━━━ EXERCISE DATA ━━━

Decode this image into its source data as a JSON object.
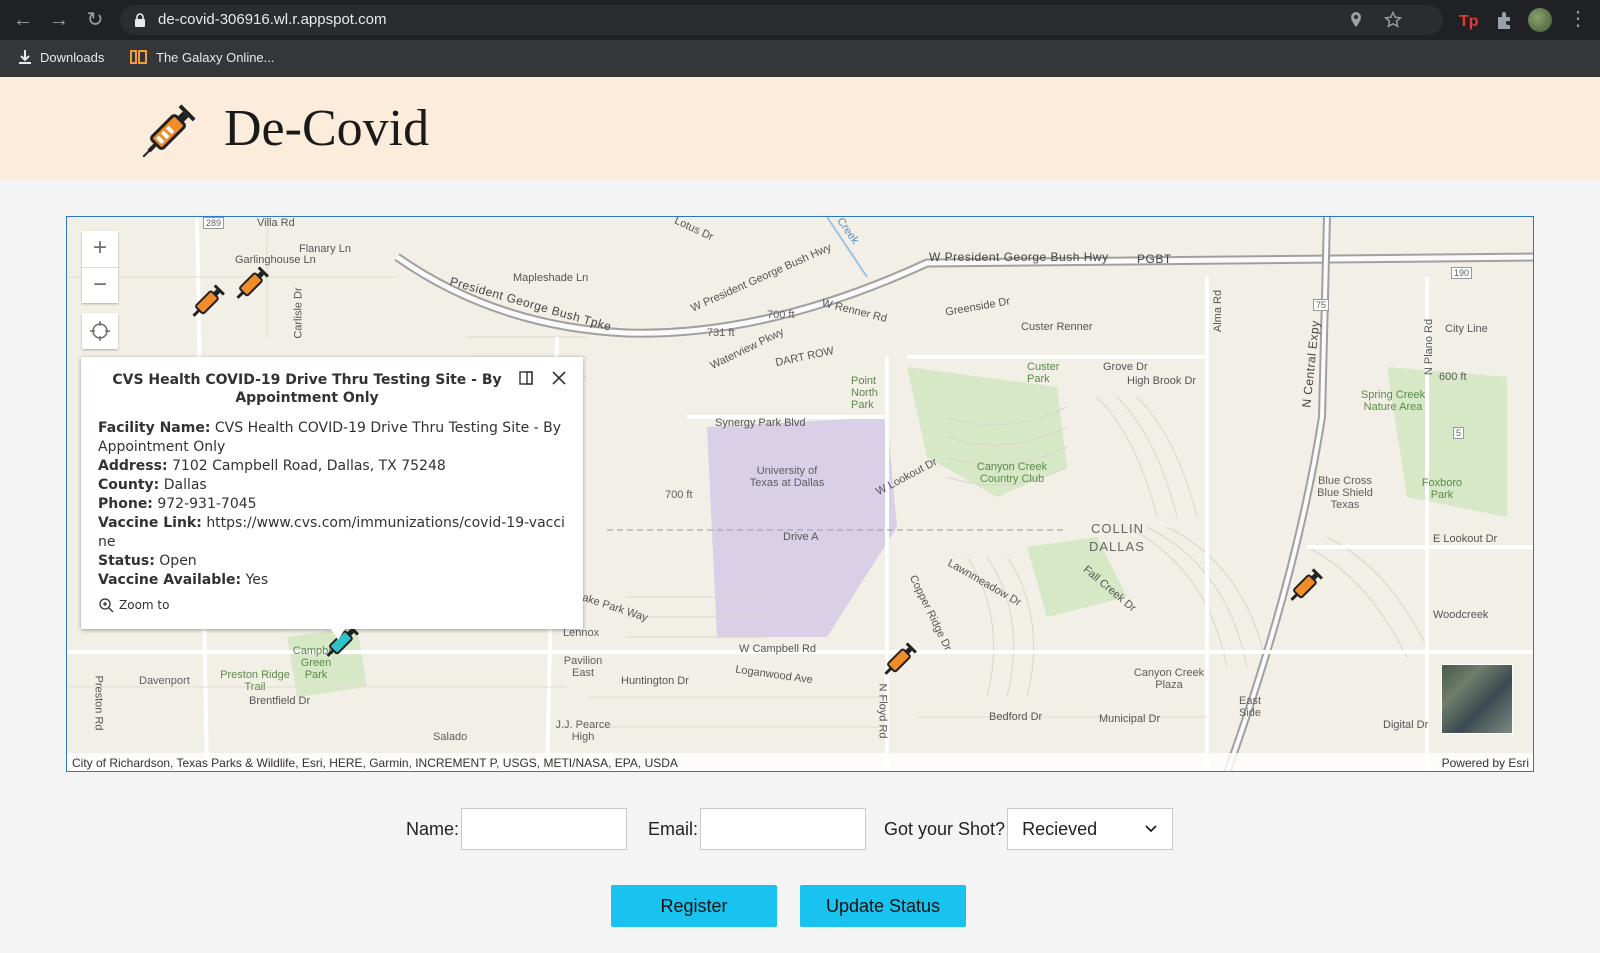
{
  "browser": {
    "url": "de-covid-306916.wl.r.appspot.com",
    "bookmarks": [
      {
        "label": "Downloads",
        "icon": "download-icon"
      },
      {
        "label": "The Galaxy Online...",
        "icon": "galaxy-icon"
      }
    ]
  },
  "header": {
    "title": "De-Covid",
    "logo_icon": "syringe-icon"
  },
  "map": {
    "labels": [
      {
        "text": "Villa Rd"
      },
      {
        "text": "Flanary Ln"
      },
      {
        "text": "Garlinghouse Ln"
      },
      {
        "text": "Mapleshade Ln"
      },
      {
        "text": "Lotus Dr"
      },
      {
        "text": "Creek"
      },
      {
        "text": "W President George Bush Hwy"
      },
      {
        "text": "PGBT"
      },
      {
        "text": "President George Bush Tpke"
      },
      {
        "text": "W President George Bush Hwy"
      },
      {
        "text": "W Renner Rd"
      },
      {
        "text": "Greenside Dr"
      },
      {
        "text": "Custer Renner"
      },
      {
        "text": "Alma Rd"
      },
      {
        "text": "N Central Expy"
      },
      {
        "text": "City Line"
      },
      {
        "text": "N Plano Rd"
      },
      {
        "text": "Waterview Pkwy"
      },
      {
        "text": "700 ft"
      },
      {
        "text": "731 ft"
      },
      {
        "text": "DART ROW"
      },
      {
        "text": "Point North Park"
      },
      {
        "text": "Custer Park"
      },
      {
        "text": "Grove Dr"
      },
      {
        "text": "High Brook Dr"
      },
      {
        "text": "Spring Creek Nature Area"
      },
      {
        "text": "600 ft"
      },
      {
        "text": "Synergy Park Blvd"
      },
      {
        "text": "University of Texas at Dallas"
      },
      {
        "text": "W Lookout Dr"
      },
      {
        "text": "Canyon Creek Country Club"
      },
      {
        "text": "700 ft"
      },
      {
        "text": "COLLIN"
      },
      {
        "text": "DALLAS"
      },
      {
        "text": "Drive A"
      },
      {
        "text": "Blue Cross Blue Shield Texas"
      },
      {
        "text": "Foxboro Park"
      },
      {
        "text": "E Lookout Dr"
      },
      {
        "text": "Lawnmeadow Dr"
      },
      {
        "text": "Copper Ridge Dr"
      },
      {
        "text": "Fall Creek Dr"
      },
      {
        "text": "Woodcreek"
      },
      {
        "text": "Lake Park Way"
      },
      {
        "text": "Lennox"
      },
      {
        "text": "W Campbell Rd"
      },
      {
        "text": "Pavilion East"
      },
      {
        "text": "Huntington Dr"
      },
      {
        "text": "Loganwood Ave"
      },
      {
        "text": "Canyon Creek Plaza"
      },
      {
        "text": "Davenport"
      },
      {
        "text": "Preston Ridge Trail"
      },
      {
        "text": "Campbell Green Park"
      },
      {
        "text": "Brentfield Dr"
      },
      {
        "text": "Bedford Dr"
      },
      {
        "text": "Municipal Dr"
      },
      {
        "text": "East Side"
      },
      {
        "text": "Digital Dr"
      },
      {
        "text": "J.J. Pearce High"
      },
      {
        "text": "Salado"
      },
      {
        "text": "Preston Rd"
      },
      {
        "text": "N Floyd Rd"
      },
      {
        "text": "Carlisle Dr"
      },
      {
        "text": "289"
      },
      {
        "text": "75"
      },
      {
        "text": "190"
      },
      {
        "text": "5"
      }
    ],
    "controls": {
      "zoom_in": "+",
      "zoom_out": "−"
    },
    "attribution": "City of Richardson, Texas Parks & Wildlife, Esri, HERE, Garmin, INCREMENT P, USGS, METI/NASA, EPA, USDA",
    "powered_by": "Powered by Esri",
    "popup": {
      "title": "CVS Health COVID-19 Drive Thru Testing Site - By Appointment Only",
      "fields": [
        {
          "label": "Facility Name:",
          "value": "CVS Health COVID-19 Drive Thru Testing Site - By Appointment Only"
        },
        {
          "label": "Address:",
          "value": "7102 Campbell Road, Dallas, TX 75248"
        },
        {
          "label": "County:",
          "value": "Dallas"
        },
        {
          "label": "Phone:",
          "value": "972-931-7045"
        },
        {
          "label": "Vaccine Link:",
          "value": "https://www.cvs.com/immunizations/covid-19-vaccine"
        },
        {
          "label": "Status:",
          "value": "Open"
        },
        {
          "label": "Vaccine Available:",
          "value": "Yes"
        }
      ],
      "zoom_to": "Zoom to"
    },
    "colors": {
      "marker_orange": "#f08c2a",
      "marker_selected": "#2bc3c8",
      "park": "#d6e8c6",
      "campus": "#d9cfe6"
    }
  },
  "form": {
    "name_label": "Name:",
    "name_value": "",
    "email_label": "Email:",
    "email_value": "",
    "shot_label": "Got your Shot?",
    "shot_selected": "Recieved"
  },
  "buttons": {
    "register": "Register",
    "update_status": "Update Status"
  },
  "colors": {
    "header_bg": "#fcecdc",
    "button_bg": "#19c3ef",
    "map_border": "#2f76c6"
  }
}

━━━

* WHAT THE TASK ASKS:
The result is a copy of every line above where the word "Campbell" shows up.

* SOLUTION FOR THIS EXERCISE:
        "text": "W Campbell Rd"
        "text": "Campbell Green Park"
          "value": "7102 Campbell Road, Dallas, TX 75248"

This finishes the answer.